= THE TASK =
Across these entries, work out how many lines carry the string "JSON", and give only that number.

[Element data from apps and pages]
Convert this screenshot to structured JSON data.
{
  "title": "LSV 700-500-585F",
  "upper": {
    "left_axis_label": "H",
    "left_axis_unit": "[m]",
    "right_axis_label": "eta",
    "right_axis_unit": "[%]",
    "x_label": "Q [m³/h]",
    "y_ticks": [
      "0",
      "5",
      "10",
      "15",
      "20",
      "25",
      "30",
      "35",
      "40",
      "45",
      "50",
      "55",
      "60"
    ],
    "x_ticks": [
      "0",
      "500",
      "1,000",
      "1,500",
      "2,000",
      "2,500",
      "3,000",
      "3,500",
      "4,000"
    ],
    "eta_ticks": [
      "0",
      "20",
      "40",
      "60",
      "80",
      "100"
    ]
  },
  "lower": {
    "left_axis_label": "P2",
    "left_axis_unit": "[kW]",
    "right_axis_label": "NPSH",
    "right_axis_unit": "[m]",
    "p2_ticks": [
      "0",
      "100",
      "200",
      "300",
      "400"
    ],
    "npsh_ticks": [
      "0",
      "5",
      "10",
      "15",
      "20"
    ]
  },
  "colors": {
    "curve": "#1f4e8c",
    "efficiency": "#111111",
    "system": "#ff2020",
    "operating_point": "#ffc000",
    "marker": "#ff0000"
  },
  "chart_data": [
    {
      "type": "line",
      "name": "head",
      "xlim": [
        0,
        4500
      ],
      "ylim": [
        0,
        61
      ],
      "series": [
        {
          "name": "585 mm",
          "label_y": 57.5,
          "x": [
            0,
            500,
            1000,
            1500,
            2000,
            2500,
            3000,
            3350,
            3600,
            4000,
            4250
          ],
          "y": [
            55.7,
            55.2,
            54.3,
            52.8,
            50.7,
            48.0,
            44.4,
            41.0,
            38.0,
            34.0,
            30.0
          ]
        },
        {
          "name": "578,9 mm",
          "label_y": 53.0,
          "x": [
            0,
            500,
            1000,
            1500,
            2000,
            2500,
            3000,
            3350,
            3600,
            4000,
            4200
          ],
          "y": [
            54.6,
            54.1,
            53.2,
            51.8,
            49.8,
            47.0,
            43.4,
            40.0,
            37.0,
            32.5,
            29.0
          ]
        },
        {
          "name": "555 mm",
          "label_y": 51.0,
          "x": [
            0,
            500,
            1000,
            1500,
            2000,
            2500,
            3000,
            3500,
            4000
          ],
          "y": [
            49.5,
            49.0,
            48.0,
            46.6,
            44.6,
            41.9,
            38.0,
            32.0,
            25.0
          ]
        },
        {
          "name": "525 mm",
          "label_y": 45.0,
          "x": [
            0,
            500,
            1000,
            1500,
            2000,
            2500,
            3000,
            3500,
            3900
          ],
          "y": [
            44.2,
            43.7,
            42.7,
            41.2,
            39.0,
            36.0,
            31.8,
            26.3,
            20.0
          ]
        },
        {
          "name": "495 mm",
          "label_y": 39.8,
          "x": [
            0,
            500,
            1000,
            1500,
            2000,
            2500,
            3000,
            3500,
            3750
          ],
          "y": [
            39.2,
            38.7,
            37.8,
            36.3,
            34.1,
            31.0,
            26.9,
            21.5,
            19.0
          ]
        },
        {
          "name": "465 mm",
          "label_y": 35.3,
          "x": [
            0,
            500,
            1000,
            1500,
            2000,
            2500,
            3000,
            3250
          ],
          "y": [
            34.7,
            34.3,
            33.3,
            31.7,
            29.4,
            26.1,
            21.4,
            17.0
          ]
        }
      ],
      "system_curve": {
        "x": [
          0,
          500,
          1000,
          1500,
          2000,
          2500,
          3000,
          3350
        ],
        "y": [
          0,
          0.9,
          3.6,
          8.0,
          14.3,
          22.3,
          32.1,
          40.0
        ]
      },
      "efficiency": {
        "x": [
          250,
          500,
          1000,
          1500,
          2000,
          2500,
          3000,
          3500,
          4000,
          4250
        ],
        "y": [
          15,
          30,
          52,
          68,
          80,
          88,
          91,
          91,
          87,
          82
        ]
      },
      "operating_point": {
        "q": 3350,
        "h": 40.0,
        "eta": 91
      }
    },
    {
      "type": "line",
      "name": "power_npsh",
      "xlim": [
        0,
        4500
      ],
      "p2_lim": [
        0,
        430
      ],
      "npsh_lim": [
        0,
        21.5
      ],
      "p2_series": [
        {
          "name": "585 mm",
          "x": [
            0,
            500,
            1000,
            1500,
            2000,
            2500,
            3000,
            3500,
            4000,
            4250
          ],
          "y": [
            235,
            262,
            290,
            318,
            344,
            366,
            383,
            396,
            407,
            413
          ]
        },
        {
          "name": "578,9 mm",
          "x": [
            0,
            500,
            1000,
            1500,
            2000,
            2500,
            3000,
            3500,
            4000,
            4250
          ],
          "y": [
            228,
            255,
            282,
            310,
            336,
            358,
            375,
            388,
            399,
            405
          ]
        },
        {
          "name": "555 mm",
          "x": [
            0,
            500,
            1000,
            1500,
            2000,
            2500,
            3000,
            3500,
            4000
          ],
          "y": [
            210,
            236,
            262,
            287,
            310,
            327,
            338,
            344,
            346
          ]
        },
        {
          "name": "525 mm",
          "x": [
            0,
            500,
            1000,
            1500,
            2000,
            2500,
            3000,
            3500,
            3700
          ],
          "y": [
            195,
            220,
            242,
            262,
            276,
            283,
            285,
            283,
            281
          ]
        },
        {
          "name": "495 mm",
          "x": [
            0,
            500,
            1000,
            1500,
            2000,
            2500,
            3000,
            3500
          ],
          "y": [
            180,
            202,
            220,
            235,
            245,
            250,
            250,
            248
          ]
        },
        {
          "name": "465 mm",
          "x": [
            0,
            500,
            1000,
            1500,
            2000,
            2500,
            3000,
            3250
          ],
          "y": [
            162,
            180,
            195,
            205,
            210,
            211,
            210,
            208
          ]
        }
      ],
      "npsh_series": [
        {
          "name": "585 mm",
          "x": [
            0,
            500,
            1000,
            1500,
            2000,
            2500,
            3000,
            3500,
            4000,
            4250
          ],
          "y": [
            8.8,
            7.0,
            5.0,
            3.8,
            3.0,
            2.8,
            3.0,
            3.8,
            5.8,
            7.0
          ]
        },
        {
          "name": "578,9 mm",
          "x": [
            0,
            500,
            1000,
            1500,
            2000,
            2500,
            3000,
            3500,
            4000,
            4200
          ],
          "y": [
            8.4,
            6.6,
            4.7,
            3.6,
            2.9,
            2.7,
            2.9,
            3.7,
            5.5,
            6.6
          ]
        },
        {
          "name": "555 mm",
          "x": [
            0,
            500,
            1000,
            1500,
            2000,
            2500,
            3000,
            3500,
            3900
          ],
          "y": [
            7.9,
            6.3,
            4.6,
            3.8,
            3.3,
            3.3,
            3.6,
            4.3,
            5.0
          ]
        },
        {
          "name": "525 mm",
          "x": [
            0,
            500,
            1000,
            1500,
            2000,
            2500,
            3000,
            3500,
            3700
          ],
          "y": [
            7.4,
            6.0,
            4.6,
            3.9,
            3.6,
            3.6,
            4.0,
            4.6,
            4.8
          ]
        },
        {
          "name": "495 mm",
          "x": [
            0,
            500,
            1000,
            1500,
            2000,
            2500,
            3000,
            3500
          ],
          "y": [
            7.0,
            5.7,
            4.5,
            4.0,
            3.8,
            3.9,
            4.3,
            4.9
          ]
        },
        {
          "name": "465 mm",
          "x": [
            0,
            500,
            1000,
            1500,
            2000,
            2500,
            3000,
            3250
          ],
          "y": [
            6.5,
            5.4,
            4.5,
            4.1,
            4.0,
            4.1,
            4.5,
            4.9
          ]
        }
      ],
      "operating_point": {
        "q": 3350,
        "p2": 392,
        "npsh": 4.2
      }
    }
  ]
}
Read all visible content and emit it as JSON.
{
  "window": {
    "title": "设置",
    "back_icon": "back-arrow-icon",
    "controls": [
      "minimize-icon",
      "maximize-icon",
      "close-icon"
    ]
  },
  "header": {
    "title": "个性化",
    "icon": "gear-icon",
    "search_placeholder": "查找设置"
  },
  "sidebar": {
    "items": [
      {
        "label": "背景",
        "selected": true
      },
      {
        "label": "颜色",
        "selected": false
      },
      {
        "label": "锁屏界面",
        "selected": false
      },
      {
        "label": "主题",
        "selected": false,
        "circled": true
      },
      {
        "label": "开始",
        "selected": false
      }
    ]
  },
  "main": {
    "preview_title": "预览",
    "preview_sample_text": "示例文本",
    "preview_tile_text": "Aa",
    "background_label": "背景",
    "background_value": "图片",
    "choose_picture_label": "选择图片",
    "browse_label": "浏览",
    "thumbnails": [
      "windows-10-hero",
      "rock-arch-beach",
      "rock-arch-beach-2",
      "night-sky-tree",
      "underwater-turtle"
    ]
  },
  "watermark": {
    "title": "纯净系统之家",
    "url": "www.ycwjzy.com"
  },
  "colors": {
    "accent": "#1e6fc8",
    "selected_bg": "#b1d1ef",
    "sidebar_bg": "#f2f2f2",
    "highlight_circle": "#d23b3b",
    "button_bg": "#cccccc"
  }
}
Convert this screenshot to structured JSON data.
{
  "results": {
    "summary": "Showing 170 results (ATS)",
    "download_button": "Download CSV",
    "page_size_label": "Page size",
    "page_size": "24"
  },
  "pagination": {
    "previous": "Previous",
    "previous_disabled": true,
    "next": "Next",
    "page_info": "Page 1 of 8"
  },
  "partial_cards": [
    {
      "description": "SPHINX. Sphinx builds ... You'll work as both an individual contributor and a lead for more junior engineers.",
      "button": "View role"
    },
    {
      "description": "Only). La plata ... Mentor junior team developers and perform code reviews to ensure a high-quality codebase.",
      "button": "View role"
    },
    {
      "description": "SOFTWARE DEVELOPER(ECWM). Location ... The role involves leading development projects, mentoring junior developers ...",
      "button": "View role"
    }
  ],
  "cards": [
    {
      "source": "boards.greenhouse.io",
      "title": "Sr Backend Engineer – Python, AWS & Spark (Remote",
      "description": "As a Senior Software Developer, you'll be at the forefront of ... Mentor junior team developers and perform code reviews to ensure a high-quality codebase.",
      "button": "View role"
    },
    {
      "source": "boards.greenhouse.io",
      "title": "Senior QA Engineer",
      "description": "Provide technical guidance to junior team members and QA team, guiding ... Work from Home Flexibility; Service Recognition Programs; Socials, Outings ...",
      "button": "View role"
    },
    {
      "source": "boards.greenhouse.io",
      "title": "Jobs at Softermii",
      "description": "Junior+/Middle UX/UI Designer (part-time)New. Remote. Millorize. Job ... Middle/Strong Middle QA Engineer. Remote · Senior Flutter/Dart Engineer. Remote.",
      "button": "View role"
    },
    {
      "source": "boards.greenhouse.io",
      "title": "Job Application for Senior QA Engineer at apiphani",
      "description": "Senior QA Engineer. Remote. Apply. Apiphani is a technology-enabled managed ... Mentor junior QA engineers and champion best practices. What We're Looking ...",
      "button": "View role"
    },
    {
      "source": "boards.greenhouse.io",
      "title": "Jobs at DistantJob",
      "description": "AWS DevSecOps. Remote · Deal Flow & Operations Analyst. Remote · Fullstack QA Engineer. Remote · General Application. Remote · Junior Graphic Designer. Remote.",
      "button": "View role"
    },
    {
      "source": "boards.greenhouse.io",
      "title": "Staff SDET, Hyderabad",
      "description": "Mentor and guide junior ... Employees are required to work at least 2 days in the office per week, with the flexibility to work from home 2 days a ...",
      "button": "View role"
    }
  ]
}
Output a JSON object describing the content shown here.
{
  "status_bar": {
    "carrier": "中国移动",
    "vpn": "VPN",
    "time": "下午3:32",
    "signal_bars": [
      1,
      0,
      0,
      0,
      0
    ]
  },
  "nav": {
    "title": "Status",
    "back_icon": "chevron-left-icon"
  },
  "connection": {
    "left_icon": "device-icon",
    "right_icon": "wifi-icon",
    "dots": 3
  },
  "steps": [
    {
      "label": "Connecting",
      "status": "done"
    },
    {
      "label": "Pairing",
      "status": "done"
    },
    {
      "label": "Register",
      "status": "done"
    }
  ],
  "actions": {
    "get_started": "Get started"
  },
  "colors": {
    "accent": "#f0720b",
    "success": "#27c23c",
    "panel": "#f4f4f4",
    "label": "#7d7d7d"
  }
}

= WRITTEN SOLUTION =
4